Friday, April 13, 2012

Flirtation in Aisle 5

'Cooking with love' is not only the goal of every cook, but, the phrase refers also to the process of 'getting there.' The journey we find ourselves on is really like a love affair; we begin with an attraction, develope a familiarity which, we pray, blossoms into a romance.
But, before we get to a head-over-heels, eyes rolling back in your head, swooning affair, we need to do a little flirting.
"O.K., chef...where the HELL are you going with this?!"
Grocery shopping. Go grocery shopping.
Pop culture says the market is a great place for pick-ups, but, I'm not talking about suburban Cougars. 
Nay, the sweet hook-up is with animal protein, bright vegetables and succulent fruit.  Wine is for consumption, not bait, on this kind of hunt. 

Walk into your local market and see what catches your eye; listen to the Siren calls, tempting you from the seafood case.  Allow yourself the seductions of the produce section.  Mosey on over to the meat cases. 

Who will you take home tonight...?

Yeah, those sausages are perfectly lined up and plump as the fingers on a third-baseman's glove, but, I'm feelin' those chops right next to you.  What's not to love about a grilled, thick-cut pork loin chop with a sprinkling of seasonings and grill marks scored into juicy flesh?  Tempting yes, but, I need to see what else is available...ooh, freshly ground pork and beef!  I could make a killer meatloaf with eggs, breadcrumbs and a smattering of diced remnant veggies at the bottom of my crisper section.  It's kind of nice out, though, and meatloaf is more of a 'hunker-down' dish...I need to grill something...

...well, helll-oooo, Salmon!  Three steps down the meat case is the seafood display with a short guy in white lab coat, bouncing around like a boxer before round one.  He's hawking Spring Chinook with the skill of a carnival barker selling tickets to see the Fat Lady. 
"Line caught, never frozen, RIGHT here!"  he calls while arranging shaved ice with a scoop around the green plastic grass border.  We make eye contact and he sees I've taken the bait.  It's 'Fish-On!' for him...

"Hey, buddy, lookin' for some nice salmon tonight.  Well, lemme tell ya, this was caught just off Lincoln City and couldn't be any fresher.  Ya like ta grill?  Well, this'll grill up real nice, all ya gotta do is..." he continues for minutes while I ponder whole fish or filet, checking eyes and gills for fresh, bright colors.  No slime, it's not river fish from the reservation, that's for sure.

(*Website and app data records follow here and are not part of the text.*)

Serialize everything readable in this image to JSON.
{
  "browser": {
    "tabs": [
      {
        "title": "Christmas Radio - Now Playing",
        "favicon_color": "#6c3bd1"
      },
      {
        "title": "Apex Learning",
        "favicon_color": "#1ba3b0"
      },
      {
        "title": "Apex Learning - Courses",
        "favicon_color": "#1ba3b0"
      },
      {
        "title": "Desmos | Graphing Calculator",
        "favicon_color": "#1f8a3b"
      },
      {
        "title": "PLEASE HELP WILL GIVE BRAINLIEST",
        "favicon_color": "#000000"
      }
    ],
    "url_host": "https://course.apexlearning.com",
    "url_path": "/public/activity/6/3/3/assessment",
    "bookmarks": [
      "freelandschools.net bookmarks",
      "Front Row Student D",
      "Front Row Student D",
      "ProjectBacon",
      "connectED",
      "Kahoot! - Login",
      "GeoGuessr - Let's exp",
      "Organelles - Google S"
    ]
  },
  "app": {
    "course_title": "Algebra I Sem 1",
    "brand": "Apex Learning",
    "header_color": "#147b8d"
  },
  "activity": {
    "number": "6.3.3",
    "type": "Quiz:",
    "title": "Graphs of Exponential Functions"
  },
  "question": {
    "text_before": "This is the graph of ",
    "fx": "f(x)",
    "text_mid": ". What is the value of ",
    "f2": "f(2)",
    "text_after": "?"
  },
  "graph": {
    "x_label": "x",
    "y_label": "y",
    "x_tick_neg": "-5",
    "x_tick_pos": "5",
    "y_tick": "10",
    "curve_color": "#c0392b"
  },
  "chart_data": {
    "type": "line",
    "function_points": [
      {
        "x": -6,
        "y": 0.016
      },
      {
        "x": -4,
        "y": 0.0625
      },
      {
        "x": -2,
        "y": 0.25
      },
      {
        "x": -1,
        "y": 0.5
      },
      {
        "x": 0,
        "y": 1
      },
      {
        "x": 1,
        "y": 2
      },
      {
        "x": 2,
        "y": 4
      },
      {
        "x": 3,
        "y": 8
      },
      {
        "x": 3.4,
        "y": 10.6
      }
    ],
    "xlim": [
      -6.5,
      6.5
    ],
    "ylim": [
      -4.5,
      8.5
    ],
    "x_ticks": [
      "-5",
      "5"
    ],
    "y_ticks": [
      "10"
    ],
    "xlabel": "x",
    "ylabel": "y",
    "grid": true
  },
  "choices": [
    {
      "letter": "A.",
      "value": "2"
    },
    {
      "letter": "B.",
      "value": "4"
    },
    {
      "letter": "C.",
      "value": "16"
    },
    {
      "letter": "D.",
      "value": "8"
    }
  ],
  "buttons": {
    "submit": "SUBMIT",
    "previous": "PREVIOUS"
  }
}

" could marinate it in teriyaki, like I like to do or just..." he went on, sensing he hadn't landed me yet.

I interrupt him and go for a four pound side with the darkest color and flesh unseparated.  Sometimes during handling, the guys will bend the sides (name for an entire half of a fish cut from gills to tailfin) causing the meat to segment and split open.  Not aesthetically pleasing.

"Pin bones out?" he offers.
"Nah, thanks anyway."  I like to pull my own teeny pinbones out; wouldn't want a hurried salesman to blemish this gem with his version of 'Operation.'

He places her on the scale, gets a weight, wraps her tightly in freezer paper, prints out the price sticker and gently places it on the center of the filet.  His manner has changed, like he just delivered a baby, there is a wave of serenity washing over him.  He rubs the price sticker for an extra half-second, as if saying goodbye to an old flame. 
"There you go," he softly intones, "have a nice dinner" and gently slides my filet across the stainless counter.

She's a beaut, I think to myself.  The family will be very impressed with my 'date.'  Dress her up for dinner with a light dusting of seasoning blend to bring out a blush and spritz her with a few sqeezes of fresh lime to give her some POP!

We head for the checkout counter, her cool flesh securely tucked under my forearm.  I smile at the clerk and ask her to handle my gal gently; she's a delicate flower.  We stroll towards the front and as the automatic doors slide open, I begin to croon a Nat King Cole hit:
"...arm-in-arm over meadow and farm, walking my baby back home..."

Take care, God bless and remember:
"Food, Faith, Family and Friends,
the Best Things in Life aren't Things!"


No comments: